Once these items are cooked, remove them to the heavy pot and cover the duck legs and lamb.  You are literally building layers of meat here! 



~ Here’s where you’re at.  The inside of the Le Creuset ~
 
At this point, put your cooked beans (see this link if you’ve never cooked beans)  on top of the meats in the heavy pot and spread them in a layer evenly.  In a large bowl, combine all your liquids.  Cassoulet typically uses Herbs de Provence, but since all I had was basil and parsley, that’s what I used.  Add the herbs to the liquids, whisk to combine and pour over everything in the heavy pot. 



~ This is what it looks like just before you put the pot in the oven ~

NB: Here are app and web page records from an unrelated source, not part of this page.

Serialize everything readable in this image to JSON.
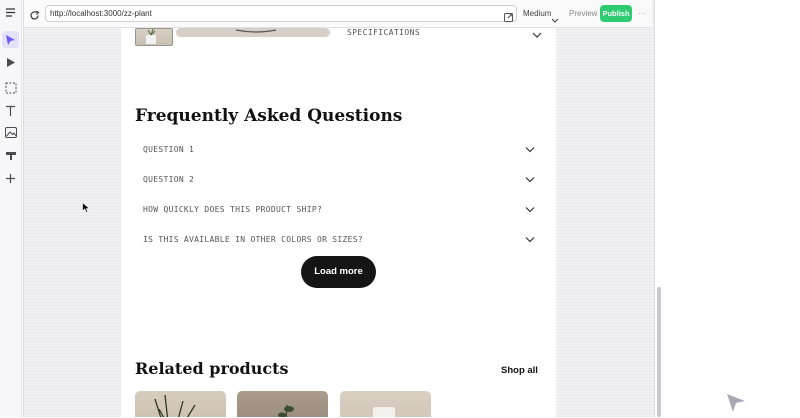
{
  "browser": {
    "url": "http://localhost:3000/zz-plant",
    "device": "Medium",
    "preview_label": "Preview",
    "publish_label": "Publish",
    "more": "···"
  },
  "page": {
    "specifications_label": "SPECIFICATIONS",
    "faq_title": "Frequently Asked Questions",
    "faq_items": [
      {
        "question": "QUESTION 1"
      },
      {
        "question": "QUESTION 2"
      },
      {
        "question": "HOW QUICKLY DOES THIS PRODUCT SHIP?"
      },
      {
        "question": "IS THIS AVAILABLE IN OTHER COLORS OR SIZES?"
      }
    ],
    "load_more_label": "Load more",
    "related_title": "Related products",
    "shop_all_label": "Shop all"
  },
  "icons": {
    "tools": [
      "select-arrow-icon",
      "play-icon",
      "marquee-select-icon",
      "text-tool-icon",
      "image-tool-icon",
      "component-icon",
      "add-icon"
    ],
    "toolbar": [
      "refresh-icon",
      "open-external-icon",
      "chevron-down-icon"
    ]
  },
  "colors": {
    "accent": "#6b5cf6",
    "publish": "#2ecc71",
    "button_dark": "#151515"
  }
}
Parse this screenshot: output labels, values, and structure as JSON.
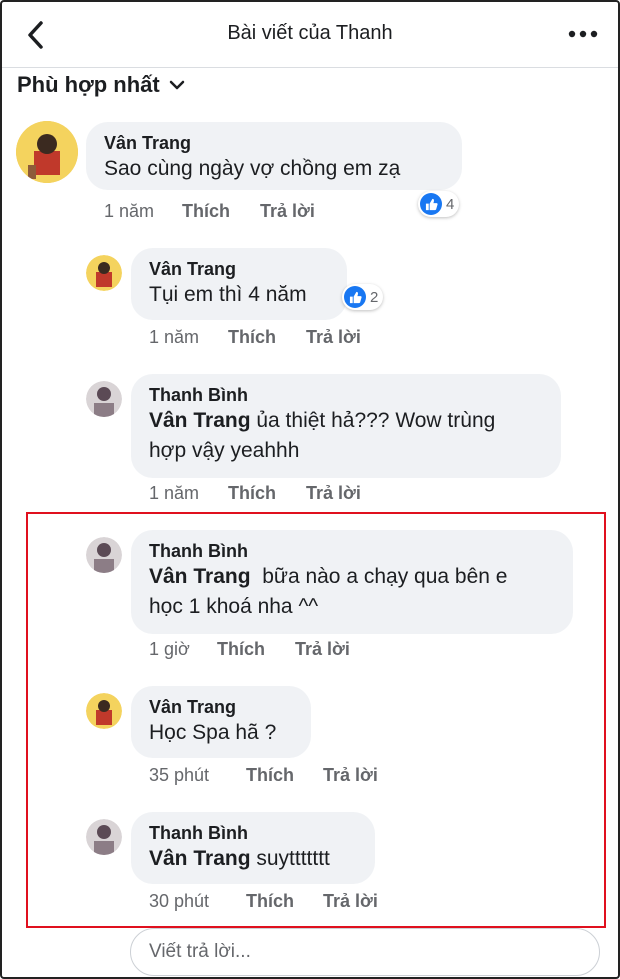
{
  "header": {
    "title": "Bài viết của Thanh",
    "back_icon": "chevron-left-icon",
    "more_icon": "more-horizontal-icon"
  },
  "sort": {
    "label": "Phù hợp nhất",
    "icon": "chevron-down-icon"
  },
  "comments": [
    {
      "author": "Vân Trang",
      "text": "Sao cùng ngày vợ chồng em zạ",
      "time": "1 năm",
      "like": "Thích",
      "reply": "Trả lời",
      "reactions": "4"
    },
    {
      "author": "Vân Trang",
      "text": "Tụi em thì 4 năm",
      "time": "1 năm",
      "like": "Thích",
      "reply": "Trả lời",
      "reactions": "2"
    },
    {
      "author": "Thanh Bình",
      "mention": "Vân Trang",
      "text_line1": " ủa thiệt hả??? Wow trùng",
      "text_line2": "hợp vậy yeahhh",
      "time": "1 năm",
      "like": "Thích",
      "reply": "Trả lời"
    },
    {
      "author": "Thanh Bình",
      "mention": "Vân Trang",
      "text_line1": "  bữa nào a chạy qua bên e",
      "text_line2": "học 1 khoá nha ^^",
      "time": "1 giờ",
      "like": "Thích",
      "reply": "Trả lời"
    },
    {
      "author": "Vân Trang",
      "text": "Học Spa hã ?",
      "time": "35 phút",
      "like": "Thích",
      "reply": "Trả lời"
    },
    {
      "author": "Thanh Bình",
      "mention": "Vân Trang",
      "text": " suyttttttt",
      "time": "30 phút",
      "like": "Thích",
      "reply": "Trả lời"
    }
  ],
  "reply_input": {
    "placeholder": "Viết trả lời..."
  },
  "colors": {
    "accent": "#1877f2",
    "highlight": "#e0101e",
    "bubble": "#f0f2f5"
  }
}
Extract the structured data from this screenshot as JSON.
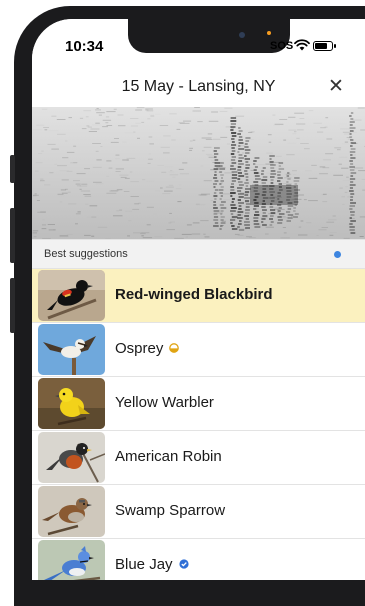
{
  "status": {
    "time": "10:34",
    "sos": "SOS"
  },
  "header": {
    "title": "15 May - Lansing, NY"
  },
  "suggestions": {
    "heading": "Best suggestions",
    "items": [
      {
        "name": "Red-winged Blackbird",
        "selected": true
      },
      {
        "name": "Osprey",
        "badge": "gold-badge-icon"
      },
      {
        "name": "Yellow Warbler"
      },
      {
        "name": "American Robin"
      },
      {
        "name": "Swamp Sparrow"
      },
      {
        "name": "Blue Jay",
        "badge": "verified-badge-icon"
      }
    ]
  },
  "colors": {
    "selected_row": "#fbf1bf",
    "indicator": "#3d85e0"
  }
}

Bake the pot in the oven covered at 325 degrees for about 3 hours.  If using a convection feature, you will need no more than 2 1/2 hours.   In the skillet, brown the sausages and reserve on a plate.   When you are down to 30 minutes left in the cooking time, add the sausages to the pot.  Press them down into the mixture and return to the oven uncovered. 



~ I don’t think a meal gets heartier than this.  At this point, the dish was about 10 minutes from being done ~

Finally,  with about 10 minutes left to go, spread a layer of bread crumbs on top of the mixture. Once they’ve browned, sprinkle with chopped fresh parsley and bring the pot to the table and serve.   Hearty, a little greasy, but fabulous!



~ Cassoulet Finito! ~

Allora!

JOIN OUR NEWSLETTER
Looking for even more wine tasting notes, recipes, news, and insider info not found anywhere else? Sign up for the Tuscan Vines newsletter.
We hate spam. Your email address will not be sold or shared with anyone else.